Omar Nelson Bradley – Battle of the Falaise Pocket (1944)
Although General Omar Bradley is not the most famous American general, few officers can match his achievements. Bradley’s early career was unremarkable, but he developed a reputation as a quiet, extraordinarily capable, officer. He climbed the ranks steadily, oversaw the development of the United States’ first airborne division, led the Second Corps in Tunisia and Sicily, commanded the US First Army in Operation Overlord, and finished World War II as the commander of the Twelfth United States Army Group, the largest American force ever fielded. Following a four-year stint as the first Chairman of the Joint Chiefs of Staff, Bradley retired as a five-star General of the Army in 1953.
On August 13, 1944, the German armies in Normandy were nearly surrounded. Bradley ordered the units completing the encirclement of the German armies to halt or retreat. This decision set in motion a chain of events that allowed many of the Reich’s soldiers and commanders to escape, regroup, and counter-attack during the Battle of the Bulge later that year.
Two months after the Allies invaded France, Germany’s Army Group B faced a strategic nightmare. The fight against allied forces worsened daily, yet Hitler, rather unsurprisingly, refused to allow the army to retreat. A pincer was closing around the Reich’s Army Group, and the Allied plan was as subtle as a sledgehammer. The encircled German armies would cease to exist in a merciless hail of artillery and airstrikes followed by a ground attack from all sides.
It should have worked. It very nearly did work. Elements of Montgomery’s 21st Army Group closed around the north as Bradley’s armies and General Haislip’s XV corps hastened to meet them from the south, creating the “Falaise Pocket.” As the vise tightened around the German armies, however, Bradley grew concerned. General Patton had nearly connected with Montgomery’s Canadian troops, but Bradley believed Patton had moved too quickly, creating an overextended and dangerously thin defensive line. Adding to his worries, Bradley thought “friendly fire” would explode between the American and Canadian forces when they connected. He ordered Patton to stop advancing and fall back. Patton protested, to no avail, but followed orders. This created a gap allowing German troops, in complete defiance of their Fuhrer’s orders, to flood through and escape.
The gap was eventually shrunk, and Army Group B ceased to exist; a tremendous victory for the allies, but incomplete as a large chunk of Germany’s 7th Army slipped out of the noose. The exact number of German troops who escaped is unknown, and estimates range between twenty and fifty thousand.
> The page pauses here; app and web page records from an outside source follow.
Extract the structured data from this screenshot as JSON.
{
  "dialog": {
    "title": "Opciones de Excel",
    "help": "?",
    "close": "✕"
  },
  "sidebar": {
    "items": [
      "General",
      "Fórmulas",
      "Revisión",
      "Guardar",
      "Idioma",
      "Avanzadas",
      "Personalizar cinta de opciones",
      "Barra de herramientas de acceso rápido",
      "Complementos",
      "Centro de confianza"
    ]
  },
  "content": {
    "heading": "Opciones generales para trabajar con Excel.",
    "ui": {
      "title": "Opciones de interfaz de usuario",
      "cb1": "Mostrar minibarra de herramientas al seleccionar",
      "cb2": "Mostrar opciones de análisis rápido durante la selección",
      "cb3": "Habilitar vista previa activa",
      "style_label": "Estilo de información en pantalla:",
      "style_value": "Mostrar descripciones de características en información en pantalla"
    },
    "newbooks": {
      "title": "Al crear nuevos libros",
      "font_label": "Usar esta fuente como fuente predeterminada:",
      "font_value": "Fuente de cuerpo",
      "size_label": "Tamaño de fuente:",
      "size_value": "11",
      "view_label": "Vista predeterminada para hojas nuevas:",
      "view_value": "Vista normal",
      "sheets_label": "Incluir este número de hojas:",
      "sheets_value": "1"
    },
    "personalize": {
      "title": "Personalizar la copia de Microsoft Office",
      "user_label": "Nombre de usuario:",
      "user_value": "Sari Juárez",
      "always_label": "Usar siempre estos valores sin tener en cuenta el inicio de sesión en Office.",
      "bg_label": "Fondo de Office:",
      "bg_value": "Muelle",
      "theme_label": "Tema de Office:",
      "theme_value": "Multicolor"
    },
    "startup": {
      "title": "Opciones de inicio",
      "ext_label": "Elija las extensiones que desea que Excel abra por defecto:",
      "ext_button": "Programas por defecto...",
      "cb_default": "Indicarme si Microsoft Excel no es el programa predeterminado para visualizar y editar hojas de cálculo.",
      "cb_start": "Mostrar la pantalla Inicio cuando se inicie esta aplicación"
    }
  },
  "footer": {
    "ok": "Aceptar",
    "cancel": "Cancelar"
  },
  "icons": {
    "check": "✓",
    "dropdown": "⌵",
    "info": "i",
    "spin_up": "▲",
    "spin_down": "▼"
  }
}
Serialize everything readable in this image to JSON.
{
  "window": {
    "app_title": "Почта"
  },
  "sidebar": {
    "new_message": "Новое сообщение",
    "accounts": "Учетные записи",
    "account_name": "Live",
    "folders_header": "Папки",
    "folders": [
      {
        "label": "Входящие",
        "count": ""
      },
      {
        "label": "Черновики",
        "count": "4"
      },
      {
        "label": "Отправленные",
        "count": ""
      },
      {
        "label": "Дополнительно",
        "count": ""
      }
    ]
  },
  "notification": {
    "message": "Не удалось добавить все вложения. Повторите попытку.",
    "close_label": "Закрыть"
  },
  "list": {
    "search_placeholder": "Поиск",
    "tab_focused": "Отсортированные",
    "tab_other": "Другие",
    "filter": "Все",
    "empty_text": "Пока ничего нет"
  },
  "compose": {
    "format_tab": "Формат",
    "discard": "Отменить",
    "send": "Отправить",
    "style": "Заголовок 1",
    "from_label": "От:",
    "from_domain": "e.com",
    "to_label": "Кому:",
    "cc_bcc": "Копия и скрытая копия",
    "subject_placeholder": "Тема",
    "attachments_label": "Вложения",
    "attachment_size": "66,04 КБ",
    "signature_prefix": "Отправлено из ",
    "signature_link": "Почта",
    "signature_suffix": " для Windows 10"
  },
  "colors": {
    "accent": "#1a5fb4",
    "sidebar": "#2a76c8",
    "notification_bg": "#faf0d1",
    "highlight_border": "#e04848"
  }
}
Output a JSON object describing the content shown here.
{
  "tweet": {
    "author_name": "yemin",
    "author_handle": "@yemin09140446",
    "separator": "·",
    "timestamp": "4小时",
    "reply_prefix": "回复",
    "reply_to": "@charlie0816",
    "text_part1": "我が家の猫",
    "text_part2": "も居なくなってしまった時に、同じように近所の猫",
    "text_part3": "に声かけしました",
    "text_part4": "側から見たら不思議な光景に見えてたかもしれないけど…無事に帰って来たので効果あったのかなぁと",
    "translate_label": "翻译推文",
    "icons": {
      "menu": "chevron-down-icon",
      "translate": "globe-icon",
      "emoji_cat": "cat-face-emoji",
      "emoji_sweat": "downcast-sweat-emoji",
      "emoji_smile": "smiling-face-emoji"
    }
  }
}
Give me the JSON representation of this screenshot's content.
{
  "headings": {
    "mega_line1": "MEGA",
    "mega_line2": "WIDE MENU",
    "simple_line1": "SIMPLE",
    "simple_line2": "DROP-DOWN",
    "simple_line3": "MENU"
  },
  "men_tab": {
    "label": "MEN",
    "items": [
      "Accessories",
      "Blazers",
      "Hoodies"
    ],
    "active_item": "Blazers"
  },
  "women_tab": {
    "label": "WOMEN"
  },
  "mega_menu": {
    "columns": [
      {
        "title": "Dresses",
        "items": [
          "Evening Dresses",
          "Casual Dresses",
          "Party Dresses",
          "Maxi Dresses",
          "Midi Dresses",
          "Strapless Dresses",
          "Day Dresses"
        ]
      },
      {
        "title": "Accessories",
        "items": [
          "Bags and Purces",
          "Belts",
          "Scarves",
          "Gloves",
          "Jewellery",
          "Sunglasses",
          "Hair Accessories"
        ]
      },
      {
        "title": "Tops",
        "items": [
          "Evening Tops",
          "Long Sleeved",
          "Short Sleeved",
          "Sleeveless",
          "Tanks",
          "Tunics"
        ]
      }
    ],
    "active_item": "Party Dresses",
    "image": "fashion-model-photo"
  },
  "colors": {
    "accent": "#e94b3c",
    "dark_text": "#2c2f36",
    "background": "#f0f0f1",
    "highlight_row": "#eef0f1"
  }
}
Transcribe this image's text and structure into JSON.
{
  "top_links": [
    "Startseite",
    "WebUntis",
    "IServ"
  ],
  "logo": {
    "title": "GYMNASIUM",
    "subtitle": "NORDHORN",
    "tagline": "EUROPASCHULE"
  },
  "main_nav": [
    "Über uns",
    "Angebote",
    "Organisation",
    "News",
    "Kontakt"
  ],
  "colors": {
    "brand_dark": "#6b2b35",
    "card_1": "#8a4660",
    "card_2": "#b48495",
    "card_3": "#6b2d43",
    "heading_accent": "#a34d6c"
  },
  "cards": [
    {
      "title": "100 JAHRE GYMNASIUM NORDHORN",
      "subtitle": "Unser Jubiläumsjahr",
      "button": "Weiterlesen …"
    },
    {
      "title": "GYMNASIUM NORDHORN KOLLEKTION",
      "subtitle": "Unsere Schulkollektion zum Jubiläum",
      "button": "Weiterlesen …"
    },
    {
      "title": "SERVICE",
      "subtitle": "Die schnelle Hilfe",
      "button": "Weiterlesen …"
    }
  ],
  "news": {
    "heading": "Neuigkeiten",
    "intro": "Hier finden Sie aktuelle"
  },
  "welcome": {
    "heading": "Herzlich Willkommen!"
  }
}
Near the end of 1944, these soldiers formed a large component of the Reich’s final western offensive, which delayed the Allied advance and contributed to dragging out the war. Characteristically, Bradley later admitted a mistake was made. Uncharacteristically, he laid the blame squarely on Montgomery’s shoulders, stating the British General had moved too slowly.